Should the word "Items" occur in a line of the records, copy that line.

Extracted records

######

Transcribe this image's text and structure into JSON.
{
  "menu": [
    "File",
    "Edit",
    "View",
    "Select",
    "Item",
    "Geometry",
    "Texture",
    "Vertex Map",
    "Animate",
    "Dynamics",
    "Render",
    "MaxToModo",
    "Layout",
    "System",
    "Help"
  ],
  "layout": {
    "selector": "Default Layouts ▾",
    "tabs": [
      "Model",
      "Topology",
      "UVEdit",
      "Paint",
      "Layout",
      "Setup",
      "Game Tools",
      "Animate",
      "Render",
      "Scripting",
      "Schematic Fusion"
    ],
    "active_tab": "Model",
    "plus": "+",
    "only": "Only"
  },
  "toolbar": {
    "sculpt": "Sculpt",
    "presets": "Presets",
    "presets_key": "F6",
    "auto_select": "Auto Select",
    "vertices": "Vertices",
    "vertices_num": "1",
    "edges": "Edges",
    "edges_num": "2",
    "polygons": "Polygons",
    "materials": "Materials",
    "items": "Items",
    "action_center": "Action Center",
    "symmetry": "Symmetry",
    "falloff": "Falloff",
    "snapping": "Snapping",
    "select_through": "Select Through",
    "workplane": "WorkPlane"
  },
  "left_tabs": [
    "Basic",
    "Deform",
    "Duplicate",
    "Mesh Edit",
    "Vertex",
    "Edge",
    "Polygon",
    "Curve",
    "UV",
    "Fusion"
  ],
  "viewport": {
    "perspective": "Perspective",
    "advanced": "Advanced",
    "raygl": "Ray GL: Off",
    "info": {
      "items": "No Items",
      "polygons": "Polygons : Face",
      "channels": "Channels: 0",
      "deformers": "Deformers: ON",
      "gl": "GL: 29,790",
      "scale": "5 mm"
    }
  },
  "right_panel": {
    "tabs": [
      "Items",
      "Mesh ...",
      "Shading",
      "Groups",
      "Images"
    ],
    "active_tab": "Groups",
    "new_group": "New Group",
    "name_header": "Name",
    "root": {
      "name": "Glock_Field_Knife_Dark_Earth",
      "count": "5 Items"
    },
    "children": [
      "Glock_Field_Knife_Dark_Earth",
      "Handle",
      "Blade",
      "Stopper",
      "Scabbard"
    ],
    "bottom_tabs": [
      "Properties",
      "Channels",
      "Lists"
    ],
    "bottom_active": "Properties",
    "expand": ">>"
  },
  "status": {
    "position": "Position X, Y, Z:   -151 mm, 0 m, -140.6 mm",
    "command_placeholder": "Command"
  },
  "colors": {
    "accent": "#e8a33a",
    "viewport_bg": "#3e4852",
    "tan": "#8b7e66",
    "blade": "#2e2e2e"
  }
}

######

## REPLY TO THE EXERCISE
    "items": "Items",
      "items": "No Items",
      "Items",
      "count": "5 Items"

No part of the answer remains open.